Since Chicago's slaughterhouses were the hub of meat production, the Italian immigrants, who often worked in slaughterhouses, took home the smaller, cheaper beef cuts. It is also said that at Italian weddings and other events, there were so many guests that the meat was cut into thin slices to make sure that it was round and was enough for everyone. An Italian immigrant, Pasquale Scala, who had opened a business after the First World War, continued to expand the business and founded the Scala Packing Company in 1925. He specialized in so-called "Italian" beef and supplied stands and restaurants all over the city, which later became the famous sandwiches.

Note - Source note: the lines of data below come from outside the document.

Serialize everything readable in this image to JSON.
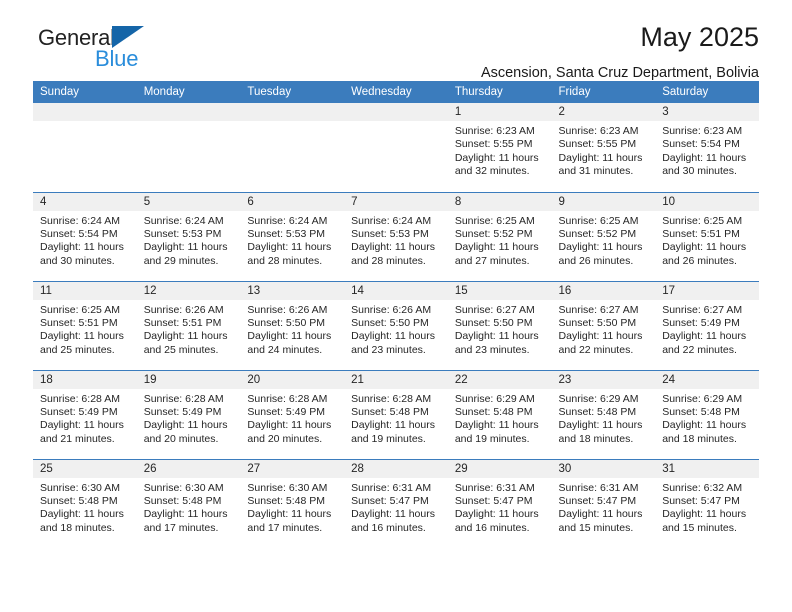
{
  "brand": {
    "name_part1": "General",
    "name_part2": "Blue",
    "triangle_color": "#1565a8",
    "blue_color": "#2a8ddb"
  },
  "header": {
    "title": "May 2025",
    "subtitle": "Ascension, Santa Cruz Department, Bolivia"
  },
  "colors": {
    "header_row": "#3b7cbd",
    "daynum_strip": "#f0f0f0",
    "text": "#262626"
  },
  "weekdays": [
    "Sunday",
    "Monday",
    "Tuesday",
    "Wednesday",
    "Thursday",
    "Friday",
    "Saturday"
  ],
  "labels": {
    "sunrise_prefix": "Sunrise:",
    "sunset_prefix": "Sunset:",
    "daylight_prefix": "Daylight:"
  },
  "weeks": [
    [
      {
        "day": "",
        "blank": true,
        "line1": "",
        "line2": "",
        "line3": "",
        "line4": ""
      },
      {
        "day": "",
        "blank": true,
        "line1": "",
        "line2": "",
        "line3": "",
        "line4": ""
      },
      {
        "day": "",
        "blank": true,
        "line1": "",
        "line2": "",
        "line3": "",
        "line4": ""
      },
      {
        "day": "",
        "blank": true,
        "line1": "",
        "line2": "",
        "line3": "",
        "line4": ""
      },
      {
        "day": "1",
        "blank": false,
        "line1": "Sunrise: 6:23 AM",
        "line2": "Sunset: 5:55 PM",
        "line3": "Daylight: 11 hours",
        "line4": "and 32 minutes."
      },
      {
        "day": "2",
        "blank": false,
        "line1": "Sunrise: 6:23 AM",
        "line2": "Sunset: 5:55 PM",
        "line3": "Daylight: 11 hours",
        "line4": "and 31 minutes."
      },
      {
        "day": "3",
        "blank": false,
        "line1": "Sunrise: 6:23 AM",
        "line2": "Sunset: 5:54 PM",
        "line3": "Daylight: 11 hours",
        "line4": "and 30 minutes."
      }
    ],
    [
      {
        "day": "4",
        "blank": false,
        "line1": "Sunrise: 6:24 AM",
        "line2": "Sunset: 5:54 PM",
        "line3": "Daylight: 11 hours",
        "line4": "and 30 minutes."
      },
      {
        "day": "5",
        "blank": false,
        "line1": "Sunrise: 6:24 AM",
        "line2": "Sunset: 5:53 PM",
        "line3": "Daylight: 11 hours",
        "line4": "and 29 minutes."
      },
      {
        "day": "6",
        "blank": false,
        "line1": "Sunrise: 6:24 AM",
        "line2": "Sunset: 5:53 PM",
        "line3": "Daylight: 11 hours",
        "line4": "and 28 minutes."
      },
      {
        "day": "7",
        "blank": false,
        "line1": "Sunrise: 6:24 AM",
        "line2": "Sunset: 5:53 PM",
        "line3": "Daylight: 11 hours",
        "line4": "and 28 minutes."
      },
      {
        "day": "8",
        "blank": false,
        "line1": "Sunrise: 6:25 AM",
        "line2": "Sunset: 5:52 PM",
        "line3": "Daylight: 11 hours",
        "line4": "and 27 minutes."
      },
      {
        "day": "9",
        "blank": false,
        "line1": "Sunrise: 6:25 AM",
        "line2": "Sunset: 5:52 PM",
        "line3": "Daylight: 11 hours",
        "line4": "and 26 minutes."
      },
      {
        "day": "10",
        "blank": false,
        "line1": "Sunrise: 6:25 AM",
        "line2": "Sunset: 5:51 PM",
        "line3": "Daylight: 11 hours",
        "line4": "and 26 minutes."
      }
    ],
    [
      {
        "day": "11",
        "blank": false,
        "line1": "Sunrise: 6:25 AM",
        "line2": "Sunset: 5:51 PM",
        "line3": "Daylight: 11 hours",
        "line4": "and 25 minutes."
      },
      {
        "day": "12",
        "blank": false,
        "line1": "Sunrise: 6:26 AM",
        "line2": "Sunset: 5:51 PM",
        "line3": "Daylight: 11 hours",
        "line4": "and 25 minutes."
      },
      {
        "day": "13",
        "blank": false,
        "line1": "Sunrise: 6:26 AM",
        "line2": "Sunset: 5:50 PM",
        "line3": "Daylight: 11 hours",
        "line4": "and 24 minutes."
      },
      {
        "day": "14",
        "blank": false,
        "line1": "Sunrise: 6:26 AM",
        "line2": "Sunset: 5:50 PM",
        "line3": "Daylight: 11 hours",
        "line4": "and 23 minutes."
      },
      {
        "day": "15",
        "blank": false,
        "line1": "Sunrise: 6:27 AM",
        "line2": "Sunset: 5:50 PM",
        "line3": "Daylight: 11 hours",
        "line4": "and 23 minutes."
      },
      {
        "day": "16",
        "blank": false,
        "line1": "Sunrise: 6:27 AM",
        "line2": "Sunset: 5:50 PM",
        "line3": "Daylight: 11 hours",
        "line4": "and 22 minutes."
      },
      {
        "day": "17",
        "blank": false,
        "line1": "Sunrise: 6:27 AM",
        "line2": "Sunset: 5:49 PM",
        "line3": "Daylight: 11 hours",
        "line4": "and 22 minutes."
      }
    ],
    [
      {
        "day": "18",
        "blank": false,
        "line1": "Sunrise: 6:28 AM",
        "line2": "Sunset: 5:49 PM",
        "line3": "Daylight: 11 hours",
        "line4": "and 21 minutes."
      },
      {
        "day": "19",
        "blank": false,
        "line1": "Sunrise: 6:28 AM",
        "line2": "Sunset: 5:49 PM",
        "line3": "Daylight: 11 hours",
        "line4": "and 20 minutes."
      },
      {
        "day": "20",
        "blank": false,
        "line1": "Sunrise: 6:28 AM",
        "line2": "Sunset: 5:49 PM",
        "line3": "Daylight: 11 hours",
        "line4": "and 20 minutes."
      },
      {
        "day": "21",
        "blank": false,
        "line1": "Sunrise: 6:28 AM",
        "line2": "Sunset: 5:48 PM",
        "line3": "Daylight: 11 hours",
        "line4": "and 19 minutes."
      },
      {
        "day": "22",
        "blank": false,
        "line1": "Sunrise: 6:29 AM",
        "line2": "Sunset: 5:48 PM",
        "line3": "Daylight: 11 hours",
        "line4": "and 19 minutes."
      },
      {
        "day": "23",
        "blank": false,
        "line1": "Sunrise: 6:29 AM",
        "line2": "Sunset: 5:48 PM",
        "line3": "Daylight: 11 hours",
        "line4": "and 18 minutes."
      },
      {
        "day": "24",
        "blank": false,
        "line1": "Sunrise: 6:29 AM",
        "line2": "Sunset: 5:48 PM",
        "line3": "Daylight: 11 hours",
        "line4": "and 18 minutes."
      }
    ],
    [
      {
        "day": "25",
        "blank": false,
        "line1": "Sunrise: 6:30 AM",
        "line2": "Sunset: 5:48 PM",
        "line3": "Daylight: 11 hours",
        "line4": "and 18 minutes."
      },
      {
        "day": "26",
        "blank": false,
        "line1": "Sunrise: 6:30 AM",
        "line2": "Sunset: 5:48 PM",
        "line3": "Daylight: 11 hours",
        "line4": "and 17 minutes."
      },
      {
        "day": "27",
        "blank": false,
        "line1": "Sunrise: 6:30 AM",
        "line2": "Sunset: 5:48 PM",
        "line3": "Daylight: 11 hours",
        "line4": "and 17 minutes."
      },
      {
        "day": "28",
        "blank": false,
        "line1": "Sunrise: 6:31 AM",
        "line2": "Sunset: 5:47 PM",
        "line3": "Daylight: 11 hours",
        "line4": "and 16 minutes."
      },
      {
        "day": "29",
        "blank": false,
        "line1": "Sunrise: 6:31 AM",
        "line2": "Sunset: 5:47 PM",
        "line3": "Daylight: 11 hours",
        "line4": "and 16 minutes."
      },
      {
        "day": "30",
        "blank": false,
        "line1": "Sunrise: 6:31 AM",
        "line2": "Sunset: 5:47 PM",
        "line3": "Daylight: 11 hours",
        "line4": "and 15 minutes."
      },
      {
        "day": "31",
        "blank": false,
        "line1": "Sunrise: 6:32 AM",
        "line2": "Sunset: 5:47 PM",
        "line3": "Daylight: 11 hours",
        "line4": "and 15 minutes."
      }
    ]
  ]
}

Another favorite from earlier times, the revered Al's Beef ( http://www.alsbeef.com/ ), opened its doors in 1938 and has become a popular place (now it is a franchise). Johnnie's Beef ( https://www.facebook.com/Johnnies-Beef-169537026394157/ ) in Elmwood Park is transformed into something that is more than the sum of its beef of the charcoal grill with the incomparably spicy-rich sauce of the house Individual components.
The "Cheezborger" in the famous Billy Goat Tavern ( http://www.billygoattavern.com/ ) is the best proof that sometimes is best. Also simply called "Borger", it consists only of meat and cheese on a roll. They add the topping - relish, onion, cucumber and / or ketchup and mustard. There are no fries, just chips. But a bite from your Borger and you recognize the glory of simplicity (by John Belushi, Dan Aykroyd and Bill Murray in the Saturday night comedy show Saturday Night Live in the Sketch "Olympia Café" persifliert).
The Billy Goat is also related to another piece of Chicago folklore: the curse over the baseball team Chicago Cubs. By 1945 the Cubs were one of the most successful teams in the league. Then, while playing four of the World Series in that year, the owner of the Billy Goat Tavern, William Sianis, bought two tickets for the game and wanted to bring his pet, a goat, as a lucky charm. "The Cubs will not win the World Series as long as the goat in Wrigley Field does not get any access Cursed 70 years have passed, and Chicago's baseball team won 107 years ago for the last time the World Series.
The Fulton Market District is a busy, noisy district, where the meat processors are buzzing all day and constantly passing the trains of the Green and Pink Line ("L"). But this outer layer hides a re-emergence of the restaurant and art scene, reinforced by the recently launched second outdoor location for the Green City Market. Fulton Market Kitchen ( http://www.fultonmarketkitchen.com/ ) is a popular place and with a new kitchen chef at the top, there are some exciting changes on the menu, because of which a detour is worthwhile. The latest addition to modern cuisine, such as Chef Chef Stephanie Izard's latest creations, the Chinese-inspired Duck Duck Goat ( http://duckduckgoatchicago.com/ ), or a new project in the inspiring art-food crossovers of the exceptional pastry chef Anna Posey That this district has become a bright spot for new talents. The area, once unheard, proves to be a hidden jewel for local gourmets and tourists who seek and appreciate the quality and taste of the local cuisine.